◆ About this task
Once you find the line below that contains "Convert this screenshot", write it out along with every later line exactly as given, stopping only when the records end. Omit the pictures.

Records from a dataset:
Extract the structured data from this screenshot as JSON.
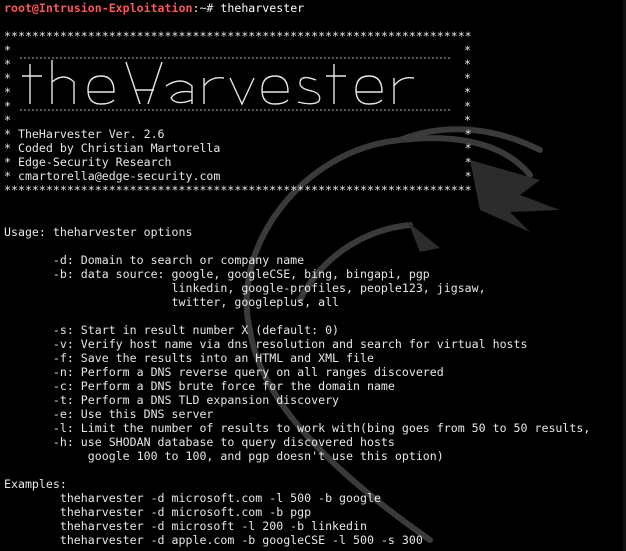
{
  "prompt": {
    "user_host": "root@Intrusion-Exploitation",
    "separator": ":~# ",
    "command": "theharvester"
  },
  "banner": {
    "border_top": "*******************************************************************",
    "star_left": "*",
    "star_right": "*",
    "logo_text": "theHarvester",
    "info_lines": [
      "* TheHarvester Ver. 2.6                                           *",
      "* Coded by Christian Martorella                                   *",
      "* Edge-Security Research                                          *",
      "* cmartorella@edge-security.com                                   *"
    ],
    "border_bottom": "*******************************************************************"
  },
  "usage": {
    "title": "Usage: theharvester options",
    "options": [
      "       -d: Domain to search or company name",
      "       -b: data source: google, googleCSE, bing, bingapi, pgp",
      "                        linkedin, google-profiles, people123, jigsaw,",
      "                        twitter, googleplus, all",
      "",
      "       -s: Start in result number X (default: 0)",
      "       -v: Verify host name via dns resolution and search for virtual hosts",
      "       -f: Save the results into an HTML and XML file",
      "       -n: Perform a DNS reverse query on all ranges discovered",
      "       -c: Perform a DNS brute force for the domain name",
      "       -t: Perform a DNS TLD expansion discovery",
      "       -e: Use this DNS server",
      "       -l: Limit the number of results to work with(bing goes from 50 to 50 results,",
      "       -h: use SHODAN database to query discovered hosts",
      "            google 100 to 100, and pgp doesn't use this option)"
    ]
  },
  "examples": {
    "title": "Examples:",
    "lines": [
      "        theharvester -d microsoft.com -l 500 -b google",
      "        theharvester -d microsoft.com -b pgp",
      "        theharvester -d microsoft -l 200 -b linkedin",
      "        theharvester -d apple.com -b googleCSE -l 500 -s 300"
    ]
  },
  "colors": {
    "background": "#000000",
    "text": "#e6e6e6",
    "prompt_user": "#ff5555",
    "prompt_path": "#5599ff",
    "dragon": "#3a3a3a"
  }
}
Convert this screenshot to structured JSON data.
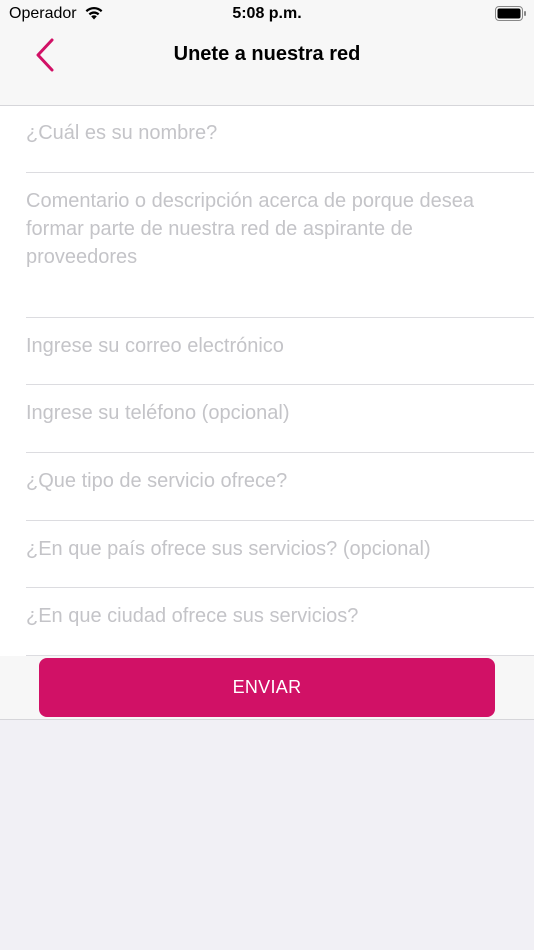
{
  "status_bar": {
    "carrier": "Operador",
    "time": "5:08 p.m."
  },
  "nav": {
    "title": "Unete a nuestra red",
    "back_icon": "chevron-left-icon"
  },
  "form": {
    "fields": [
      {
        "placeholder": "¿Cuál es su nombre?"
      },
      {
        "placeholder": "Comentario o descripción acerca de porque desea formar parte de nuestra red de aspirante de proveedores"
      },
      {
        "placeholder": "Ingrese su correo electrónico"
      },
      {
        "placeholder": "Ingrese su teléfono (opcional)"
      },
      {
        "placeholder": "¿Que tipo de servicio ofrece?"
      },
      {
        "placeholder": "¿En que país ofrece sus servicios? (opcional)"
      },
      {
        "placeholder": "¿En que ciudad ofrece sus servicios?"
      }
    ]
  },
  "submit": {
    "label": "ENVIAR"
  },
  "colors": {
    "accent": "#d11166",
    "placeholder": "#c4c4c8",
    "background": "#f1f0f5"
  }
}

◆ Response for this exercise
Convert this screenshot to structured JSON data.
{
  "status_bar": {
    "carrier": "Operador",
    "time": "5:08 p.m."
  },
  "nav": {
    "title": "Unete a nuestra red",
    "back_icon": "chevron-left-icon"
  },
  "form": {
    "fields": [
      {
        "placeholder": "¿Cuál es su nombre?"
      },
      {
        "placeholder": "Comentario o descripción acerca de porque desea formar parte de nuestra red de aspirante de proveedores"
      },
      {
        "placeholder": "Ingrese su correo electrónico"
      },
      {
        "placeholder": "Ingrese su teléfono (opcional)"
      },
      {
        "placeholder": "¿Que tipo de servicio ofrece?"
      },
      {
        "placeholder": "¿En que país ofrece sus servicios? (opcional)"
      },
      {
        "placeholder": "¿En que ciudad ofrece sus servicios?"
      }
    ]
  },
  "submit": {
    "label": "ENVIAR"
  },
  "colors": {
    "accent": "#d11166",
    "placeholder": "#c4c4c8",
    "background": "#f1f0f5"
  }
}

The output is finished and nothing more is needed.